He not only invites us to believe wrong things or behave in wrong ways, he also loves to support and defend his temptations with fine-sounding arguments from Scripture, which, when carefully examined, prove to be nothing more than twisted perversions of Scripture. But these distortions of God’s Word are very effective in tricking Christians to follow the ways of Satan instead of the ways of God.
As we consider the Satanic traps, it is important to recognize that there are two secret powers that he claims to have, which in fact he does not.
Two Secret “Powers”
Satan is a great deceiver, and he likes to make himself appear more powerful than he really is. Toward this end, he has invented two secret powers for himself. He does not actually have these powers, but he uses them to his advantage, to trip people up and trap people in sin.
The first fake secret “power” is invisibility. Yes, Satan is invisible. That is, you cannot literally see him with your eyes.
But Satan likes to more invisible than that. He likes to make people think that he doesn’t really even exist at all. Modern minds love to explain Satan away. To say that he is thing of the past. A figment of imagination. A superstitious story to scare people into obedience. In our modern, scientific world, the “non-existence” of Satan is a popular wile of the devil.
One of the greatest lies of Satan is that Satan doesn’t exist.
Satan does exist. Satan is real.
The second secret “power” of Satan is his invincibility. This fake power is sort of the opposite of invisibility. If Satan cannot convince people that he doesn’t exist, he instead tries to convince them that he is so powerful, there is nothing we can do to stop him.
When people recognize that Satan is real, Satan tries to get them to think that he is equal with God.
God is all-powerful, all-knowing, and all-present. Satan is not any of these things, but he wants people to think that he is.
Satan wants people to think that he all-powerful, and can make us sick, cause us to get in car accidents, kill our loved ones, and send tragedies into our lives. He wants us to think that he is all-knowing, and can read our thoughts, predict the future, and know what is going on in every corner of the world. Satan wants us to think he is all-present, and is following us around during out days to personally tempt us.
But Satan can do none of these things.
Yet many Christians give Satan too much power, making him almost equal with God. Some Christians see Satan behind every corner, under ever wrong, and at the root of every bad thing that happens in life. They think that Satan haunts their dreams, tempts them to sin, makes them sick, stops their car from running, and creates every bad thing that happens in their life.
Satan loves to credit for all such things, because it makes him nearly invincible. Most of all, this all-consuming focus on the power and presence of Satan in every aspect of our life causes us to take our eyes off Jesus and put them on Satan instead. It is so sad when some churches spend more time talking about Satan and trying to cast out Satan than they do talking about Jesus Christ and encouraging people to follow Jesus.

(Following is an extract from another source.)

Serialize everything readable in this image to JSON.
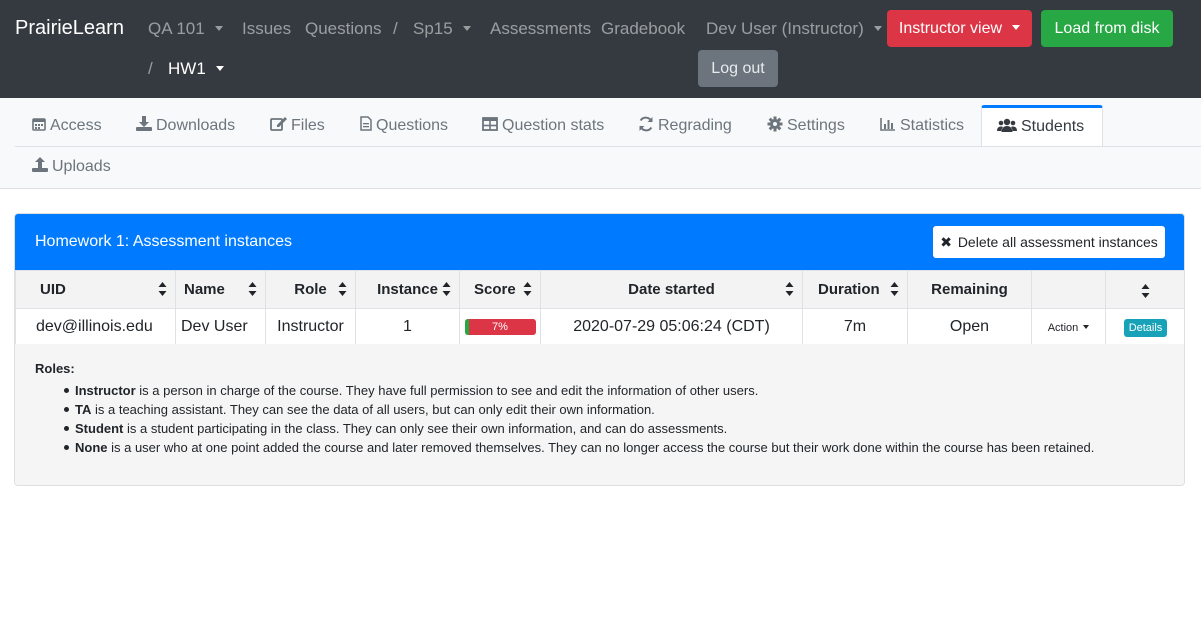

Satan would rather have people fear him than fear God. Satan would rather have people focus on him than focus on Jesus Christ. Satan likes people to think he is more powerful than he really is. But he is just a faker, an imitator, and a liar, as we will see in the next lesson.
So those are some of the tricks and traps of the devil that we must watch out for when we are standing our ground on the field of battle. Standing your ground is not an easy task, but it is easier when we realize that Christ has already won the battle for us, and though the entire world caves in on top of us, all we have to do is stand.Do you want to learn about spiritual warfare and how to put on the full armor of God? If you want to defeat sin and gain victory in your life over temptation so you can better follow Jesus, take my course on the Armor of God as it is explained in Ephesians 6:10-20. This course costs $297, but when you join the Discipleship group, you can to take the entire course for free.